Meet Inga MurariuAugust 01, 2008
Today the application forms for the five AAUW fellowships and grants were posted online, beginning the process for many women of trying to put their dreams into words and asking for support in pursuit of credentials, advanced degrees, and even community-based projects.
Inga Murariu, a 2007–08 International Fellow, completed this process one year ago and is now, thanks in large part to her AAUW fellowship, a second-year graduate student at Georgetown University. To understand better what brought Inga to Washington, D.C., from her native country, Moldova, I went to the site of Inga’s summer internship, the World Bank.
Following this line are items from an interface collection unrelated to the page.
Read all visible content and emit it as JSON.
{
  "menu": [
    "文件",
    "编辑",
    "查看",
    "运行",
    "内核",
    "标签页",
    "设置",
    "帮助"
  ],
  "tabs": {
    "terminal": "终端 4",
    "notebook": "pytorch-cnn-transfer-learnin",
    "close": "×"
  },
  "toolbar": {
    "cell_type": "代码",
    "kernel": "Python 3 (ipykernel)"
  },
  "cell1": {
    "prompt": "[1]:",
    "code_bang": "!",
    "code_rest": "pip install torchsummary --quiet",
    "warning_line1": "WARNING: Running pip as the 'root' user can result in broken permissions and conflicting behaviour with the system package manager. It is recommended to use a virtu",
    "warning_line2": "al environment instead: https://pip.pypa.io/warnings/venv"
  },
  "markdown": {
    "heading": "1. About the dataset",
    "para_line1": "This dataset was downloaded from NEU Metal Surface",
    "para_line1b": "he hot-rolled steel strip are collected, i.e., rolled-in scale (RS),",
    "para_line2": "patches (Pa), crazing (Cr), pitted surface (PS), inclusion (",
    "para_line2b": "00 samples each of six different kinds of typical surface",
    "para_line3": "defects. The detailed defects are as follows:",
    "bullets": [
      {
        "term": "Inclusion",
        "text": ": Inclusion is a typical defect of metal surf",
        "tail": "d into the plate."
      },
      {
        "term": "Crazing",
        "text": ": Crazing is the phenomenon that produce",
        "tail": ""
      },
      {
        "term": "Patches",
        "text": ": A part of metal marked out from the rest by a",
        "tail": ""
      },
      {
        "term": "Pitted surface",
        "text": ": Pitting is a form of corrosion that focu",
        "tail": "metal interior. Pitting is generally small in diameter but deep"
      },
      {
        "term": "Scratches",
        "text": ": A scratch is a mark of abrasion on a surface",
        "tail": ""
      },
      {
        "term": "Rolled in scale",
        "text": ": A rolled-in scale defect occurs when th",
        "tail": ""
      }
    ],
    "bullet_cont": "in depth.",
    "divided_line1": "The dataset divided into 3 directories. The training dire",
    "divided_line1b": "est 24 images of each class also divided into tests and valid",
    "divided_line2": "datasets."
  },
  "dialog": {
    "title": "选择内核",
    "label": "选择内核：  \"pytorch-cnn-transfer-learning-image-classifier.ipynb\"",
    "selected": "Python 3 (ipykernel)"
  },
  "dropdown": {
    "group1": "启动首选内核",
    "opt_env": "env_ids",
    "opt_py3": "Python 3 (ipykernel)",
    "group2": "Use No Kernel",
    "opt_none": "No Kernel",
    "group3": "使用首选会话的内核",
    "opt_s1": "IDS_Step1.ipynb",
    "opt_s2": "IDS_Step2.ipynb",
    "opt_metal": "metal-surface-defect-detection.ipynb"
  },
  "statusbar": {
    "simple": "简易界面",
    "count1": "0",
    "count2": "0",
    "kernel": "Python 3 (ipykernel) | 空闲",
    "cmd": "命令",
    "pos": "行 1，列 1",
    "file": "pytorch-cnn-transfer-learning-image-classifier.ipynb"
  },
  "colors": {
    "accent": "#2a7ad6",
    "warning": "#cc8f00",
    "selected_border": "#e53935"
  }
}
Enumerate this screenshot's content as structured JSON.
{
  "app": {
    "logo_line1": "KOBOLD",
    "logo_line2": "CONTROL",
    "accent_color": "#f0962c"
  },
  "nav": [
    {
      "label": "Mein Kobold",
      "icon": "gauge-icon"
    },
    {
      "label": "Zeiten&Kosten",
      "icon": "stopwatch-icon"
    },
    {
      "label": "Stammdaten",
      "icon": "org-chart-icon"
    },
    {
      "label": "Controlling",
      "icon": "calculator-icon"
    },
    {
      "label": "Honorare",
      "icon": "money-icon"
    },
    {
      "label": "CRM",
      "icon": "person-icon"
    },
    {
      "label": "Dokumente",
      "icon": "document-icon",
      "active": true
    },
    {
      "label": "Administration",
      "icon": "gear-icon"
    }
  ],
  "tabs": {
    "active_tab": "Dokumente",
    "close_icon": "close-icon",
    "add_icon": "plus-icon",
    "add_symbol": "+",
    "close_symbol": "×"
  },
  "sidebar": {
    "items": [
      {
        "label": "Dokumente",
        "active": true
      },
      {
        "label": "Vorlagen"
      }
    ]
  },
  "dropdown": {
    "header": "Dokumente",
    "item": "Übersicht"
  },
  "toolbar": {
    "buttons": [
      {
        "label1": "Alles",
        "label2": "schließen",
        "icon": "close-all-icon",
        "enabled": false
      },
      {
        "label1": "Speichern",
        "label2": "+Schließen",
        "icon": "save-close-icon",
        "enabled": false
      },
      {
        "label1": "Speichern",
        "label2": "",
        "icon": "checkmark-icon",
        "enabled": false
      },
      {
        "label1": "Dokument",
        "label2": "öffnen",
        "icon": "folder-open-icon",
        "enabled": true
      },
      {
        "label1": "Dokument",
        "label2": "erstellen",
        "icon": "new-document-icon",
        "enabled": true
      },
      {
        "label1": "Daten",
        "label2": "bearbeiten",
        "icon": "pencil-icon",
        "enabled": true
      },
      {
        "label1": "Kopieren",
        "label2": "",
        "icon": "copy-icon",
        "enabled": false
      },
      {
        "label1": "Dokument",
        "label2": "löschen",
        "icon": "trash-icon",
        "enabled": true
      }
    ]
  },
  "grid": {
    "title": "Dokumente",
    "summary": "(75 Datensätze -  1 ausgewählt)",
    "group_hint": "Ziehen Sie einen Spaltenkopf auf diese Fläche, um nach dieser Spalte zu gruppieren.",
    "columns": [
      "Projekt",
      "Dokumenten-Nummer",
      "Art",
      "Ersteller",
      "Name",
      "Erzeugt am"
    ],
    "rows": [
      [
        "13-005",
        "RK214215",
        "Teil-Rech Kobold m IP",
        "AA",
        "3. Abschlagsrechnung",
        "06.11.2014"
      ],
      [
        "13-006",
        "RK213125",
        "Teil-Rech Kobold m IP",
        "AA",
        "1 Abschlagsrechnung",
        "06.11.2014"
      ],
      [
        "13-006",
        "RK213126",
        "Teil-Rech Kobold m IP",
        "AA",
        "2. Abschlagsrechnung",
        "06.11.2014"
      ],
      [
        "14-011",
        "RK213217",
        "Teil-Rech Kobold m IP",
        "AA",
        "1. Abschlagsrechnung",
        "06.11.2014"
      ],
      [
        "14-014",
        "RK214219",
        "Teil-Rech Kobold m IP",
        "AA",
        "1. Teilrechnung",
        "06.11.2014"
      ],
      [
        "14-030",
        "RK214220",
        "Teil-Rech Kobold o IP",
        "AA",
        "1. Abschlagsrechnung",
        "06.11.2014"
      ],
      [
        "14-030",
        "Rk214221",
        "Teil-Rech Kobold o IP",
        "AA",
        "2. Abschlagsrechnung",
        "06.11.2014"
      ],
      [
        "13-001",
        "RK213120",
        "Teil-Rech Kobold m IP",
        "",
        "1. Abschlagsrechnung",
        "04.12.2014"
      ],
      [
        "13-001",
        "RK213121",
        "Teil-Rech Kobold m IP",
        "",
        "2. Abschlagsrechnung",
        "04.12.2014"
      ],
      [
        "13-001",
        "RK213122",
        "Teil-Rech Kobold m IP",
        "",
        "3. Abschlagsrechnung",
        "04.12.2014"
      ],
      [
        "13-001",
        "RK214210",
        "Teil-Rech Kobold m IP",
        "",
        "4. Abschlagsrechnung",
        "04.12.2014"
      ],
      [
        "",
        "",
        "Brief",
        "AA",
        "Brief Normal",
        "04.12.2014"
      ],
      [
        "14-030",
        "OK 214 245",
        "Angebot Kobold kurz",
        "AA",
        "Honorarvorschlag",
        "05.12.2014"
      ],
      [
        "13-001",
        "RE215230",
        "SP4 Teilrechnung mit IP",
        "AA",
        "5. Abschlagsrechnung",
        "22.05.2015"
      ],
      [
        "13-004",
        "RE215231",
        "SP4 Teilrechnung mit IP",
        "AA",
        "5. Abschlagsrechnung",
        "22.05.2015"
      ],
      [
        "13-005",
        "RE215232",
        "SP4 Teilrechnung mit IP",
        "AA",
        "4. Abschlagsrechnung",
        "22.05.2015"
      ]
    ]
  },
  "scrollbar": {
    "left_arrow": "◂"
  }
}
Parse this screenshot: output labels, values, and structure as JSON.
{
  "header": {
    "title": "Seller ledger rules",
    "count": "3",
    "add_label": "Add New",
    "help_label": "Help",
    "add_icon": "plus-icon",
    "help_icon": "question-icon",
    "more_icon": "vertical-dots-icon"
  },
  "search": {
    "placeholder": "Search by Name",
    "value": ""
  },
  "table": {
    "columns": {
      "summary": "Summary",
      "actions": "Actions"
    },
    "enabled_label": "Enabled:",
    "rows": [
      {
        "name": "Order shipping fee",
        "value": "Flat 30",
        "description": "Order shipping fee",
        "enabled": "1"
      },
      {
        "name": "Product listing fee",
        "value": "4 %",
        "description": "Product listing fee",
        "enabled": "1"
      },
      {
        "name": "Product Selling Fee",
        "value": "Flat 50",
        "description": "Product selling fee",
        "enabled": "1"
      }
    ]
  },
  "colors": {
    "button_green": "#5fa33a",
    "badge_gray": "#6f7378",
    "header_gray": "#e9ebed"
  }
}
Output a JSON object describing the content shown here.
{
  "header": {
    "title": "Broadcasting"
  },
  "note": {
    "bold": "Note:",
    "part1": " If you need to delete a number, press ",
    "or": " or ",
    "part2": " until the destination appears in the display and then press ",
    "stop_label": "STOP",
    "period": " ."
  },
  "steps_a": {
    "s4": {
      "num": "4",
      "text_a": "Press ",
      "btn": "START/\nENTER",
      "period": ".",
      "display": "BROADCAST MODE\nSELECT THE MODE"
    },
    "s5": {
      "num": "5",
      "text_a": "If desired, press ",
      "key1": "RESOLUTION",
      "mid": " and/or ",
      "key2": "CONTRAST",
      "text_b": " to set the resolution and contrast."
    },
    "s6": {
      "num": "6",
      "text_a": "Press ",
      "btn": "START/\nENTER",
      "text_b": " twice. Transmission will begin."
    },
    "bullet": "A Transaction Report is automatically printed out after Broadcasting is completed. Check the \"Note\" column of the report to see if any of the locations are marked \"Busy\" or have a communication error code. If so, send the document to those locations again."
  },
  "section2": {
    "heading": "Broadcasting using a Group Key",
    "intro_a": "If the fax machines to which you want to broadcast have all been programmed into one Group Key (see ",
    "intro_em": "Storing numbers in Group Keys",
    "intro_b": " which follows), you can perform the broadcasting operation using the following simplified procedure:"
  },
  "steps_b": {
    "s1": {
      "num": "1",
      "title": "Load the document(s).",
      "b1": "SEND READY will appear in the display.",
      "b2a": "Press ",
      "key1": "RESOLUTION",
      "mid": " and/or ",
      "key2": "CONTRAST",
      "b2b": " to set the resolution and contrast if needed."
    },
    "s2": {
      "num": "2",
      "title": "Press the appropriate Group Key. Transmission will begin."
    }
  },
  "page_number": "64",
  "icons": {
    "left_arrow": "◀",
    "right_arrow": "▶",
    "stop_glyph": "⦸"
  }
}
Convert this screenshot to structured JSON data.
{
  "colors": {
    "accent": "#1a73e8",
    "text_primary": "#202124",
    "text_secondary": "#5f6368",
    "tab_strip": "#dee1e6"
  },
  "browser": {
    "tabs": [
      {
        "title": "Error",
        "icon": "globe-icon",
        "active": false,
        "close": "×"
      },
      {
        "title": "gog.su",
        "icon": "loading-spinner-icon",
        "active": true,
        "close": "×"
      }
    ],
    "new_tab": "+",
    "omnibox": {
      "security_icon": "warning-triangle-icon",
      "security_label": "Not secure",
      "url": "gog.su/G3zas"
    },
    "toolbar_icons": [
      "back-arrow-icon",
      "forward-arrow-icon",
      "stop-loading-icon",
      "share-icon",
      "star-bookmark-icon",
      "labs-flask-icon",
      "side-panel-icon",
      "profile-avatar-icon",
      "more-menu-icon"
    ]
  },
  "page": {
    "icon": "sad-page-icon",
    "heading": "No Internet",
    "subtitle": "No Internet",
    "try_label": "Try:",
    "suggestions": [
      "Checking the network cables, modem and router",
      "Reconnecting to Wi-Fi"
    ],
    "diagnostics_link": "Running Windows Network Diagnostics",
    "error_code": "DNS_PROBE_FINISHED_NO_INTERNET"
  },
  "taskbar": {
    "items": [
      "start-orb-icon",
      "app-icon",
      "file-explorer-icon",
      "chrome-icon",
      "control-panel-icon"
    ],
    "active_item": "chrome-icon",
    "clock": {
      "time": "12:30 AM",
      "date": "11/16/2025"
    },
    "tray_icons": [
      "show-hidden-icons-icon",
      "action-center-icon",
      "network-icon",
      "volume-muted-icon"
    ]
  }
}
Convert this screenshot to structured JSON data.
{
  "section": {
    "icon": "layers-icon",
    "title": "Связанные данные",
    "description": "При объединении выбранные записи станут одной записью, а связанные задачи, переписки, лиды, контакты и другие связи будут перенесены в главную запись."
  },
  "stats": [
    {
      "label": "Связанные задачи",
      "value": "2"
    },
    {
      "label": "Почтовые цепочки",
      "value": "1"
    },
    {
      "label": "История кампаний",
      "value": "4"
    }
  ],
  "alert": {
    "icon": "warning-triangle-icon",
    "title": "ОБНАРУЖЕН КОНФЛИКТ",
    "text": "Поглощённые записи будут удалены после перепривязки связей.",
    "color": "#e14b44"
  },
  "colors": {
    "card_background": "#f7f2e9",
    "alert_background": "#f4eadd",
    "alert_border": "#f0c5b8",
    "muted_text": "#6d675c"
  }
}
Inga met me outside the monolithic building and led me through not one but two security checks into the enormous World Bank cafeteria and its array of international lunch options. As I marveled at the variety, Inga playfully grabbed my arm and pulled me through the crowd. Over lunch, I awkwardly began asking questions, trying to simultaneously manage my noodles. Inga kept encouraging me to eat, saying that back home in Moldova food and locally made wine — the pride of all Moldovians — are very important.
While Inga misses home and hasn’t returned since leaving a year ago to begin her graduate studies, she understands that she is in the right place for now. “I chose Washington, D.C., because of all the opportunities it offers to me as an international affairs student,” says Inga. She has been very active at Georgetown, serving as president of the Professionals in Russian, Eastern European, and Eurasian Affairs organization (PREEA), which among other events organized three debates this past year with the ambassadors of Serbia, Moldova, and Georgia. About her experiences with PREEA Inga explains, “It was a life lesson that helped me discover how much I can do to push my limits, to see what I can do.”
Inga’s interest in foreign policy, particularly human trafficking and the frozen conflict between Moldova and Transnistria, was first sparked when she worked at the U.S. embassy in Moldova, where she interpreted high-level meetings with ministers and presidents. At Georgetown, her interests have continued to grow, allowing her to see Moldova in a broader context from outside of the country. She is now able to “look at the country to understand it globally,” and she hopes to return to Moldova one day to work in foreign policy.
AAUW has played a critical role in Inga’s journey. “If it weren’t for this fellowship, I wouldn’t be here. It turned my life around. With my degree I can do a million things rather than just a couple.” To the thousands of women hopefuls working through the application process of AAUW fellowships and grants, Inga offers the following encouragement: “The hardest part is not to apply but to find a vocation that you believe in so much you would walk through a brick wall for it. Most of the women who are applying for these fellowships and grants already have those plans and ideas. The application process is just putting those ideas into words.
This is article #2 in the Following the Fellows Series.